By Daniel Ulloa/Hudson County View
Abraham Mitchell spoke in Williams’ favor, noting he was the first African American in that position.
“Coach Williams has made a difference in their lives. They can relate to him,” he said.
Council President Sharon Ashe-Nadrowski, a declared mayoral challenger, noted she attended the board of education meeting in December as well as that the council is not privy to any further information than the public..
“We didn’t receive any report or information from the board of education. They’re not allowed to. It’s a separate entity,” she explained.
Elijah Ortiz said many who see football as their only way to a better life looked up to Williams, asking about what happened with the security hired for the October 29th game against Barringer High School where fights broke out.
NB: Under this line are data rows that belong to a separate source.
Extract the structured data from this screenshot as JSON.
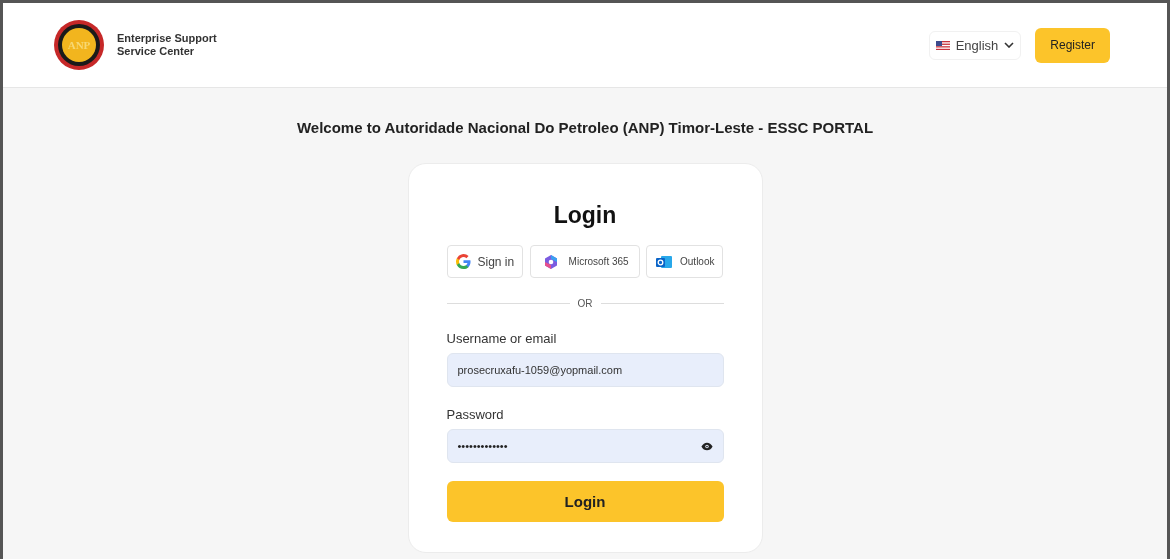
{
  "header": {
    "logo_text": "ANP",
    "brand": "Enterprise Support Service Center",
    "language": "English",
    "register": "Register"
  },
  "welcome": "Welcome to Autoridade Nacional Do Petroleo (ANP) Timor-Leste - ESSC PORTAL",
  "login": {
    "title": "Login",
    "providers": [
      {
        "kind": "google",
        "label": "Sign in"
      },
      {
        "kind": "microsoft365",
        "label": "Microsoft 365"
      },
      {
        "kind": "outlook",
        "label": "Outlook"
      }
    ],
    "divider": "OR",
    "username": {
      "label": "Username or email",
      "value": "prosecruxafu-1059@yopmail.com"
    },
    "password": {
      "label": "Password",
      "value": "•••••••••••••"
    },
    "submit": "Login"
  }
}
“We don’t have that control. We can certainly ask questions,” Nadrowski replied.
“I am going to try to inquire and find out,” added 3rd Ward Councilman Gary La Pelusa said.
Nevertheless, several others continued to talk up Williams, who was a standout player in high school and college.
“One fight does not define this man … You guys have the power to give this man the opportunity he deserves,” stated Gerald Baker.
“I’m absolutely impressed regarding the many speakers in favor of Williams. The council meetings get all the attention and the school board meetings do not,” added 1st Ward Councilman Neil Carroll.
La Pelusa again noted that the school board doesn’t answer to the council and that they therefore have no involvement in personnel decisions.
“No coach has helped me the way Coach Williams has. It’s not fair to the kids that we get new coaches every season. He cares about the youth and our future,” said Javonne Stevens, who noted that Williams was only hired last summer.
Additionally, Chuck Waldron said he represented the High School Football Players Alumni Association. He asked what Bayonne Mayor Jimmy Davis thought of the issue and the council said they could not speak on his behalf.
“I don’t think this passes the smell test … Although some of the players were punished for what they did in the fights, not one coach was reprimanded or fired. If that’s the reasoning, it shouldn’t be,” he argued.
Waldron also claimed that Barringer’s coach admitted his team started the fight, using a helmet as a weapon against younger players.
“Dwayne is a great coach: he has an amazing resume,” he said, receiving a great deal of applause from others as he walked away from the podium.
Sean Hill said he has coached youth football in Bayonne for 27 years and was in contact with Williams for most of that time, claiming he was set up for failure.
“His whole dream was coming back to here. From day one they had him walking on eggshells. They never wanted Dwayne on the job The security for Bayonne High School was non-existent because the head of security wasn’t there. What has been done here has been an injustice,” Hill exclaimed.
He also claimed a baseball coach should be in trouble for worse situations, one of which involved a gun.
“Dwayne is the right person for the job. Somebody doesn’t want Dwayne there,” chimed in Gary Gustavo.
Councilman-at-Large Juan Perez commended the passion of Williams’ supporters.
“I think you kids did a great job. I’m inquiring also,” adding that he would make several calls about the situation to applause from the room.
At the December 21st BOE meeting, counsel said they were accepting the recommendations of the Super Football Conference report on the incident, though an attorney for Williams said the report didn’t recommend his termination.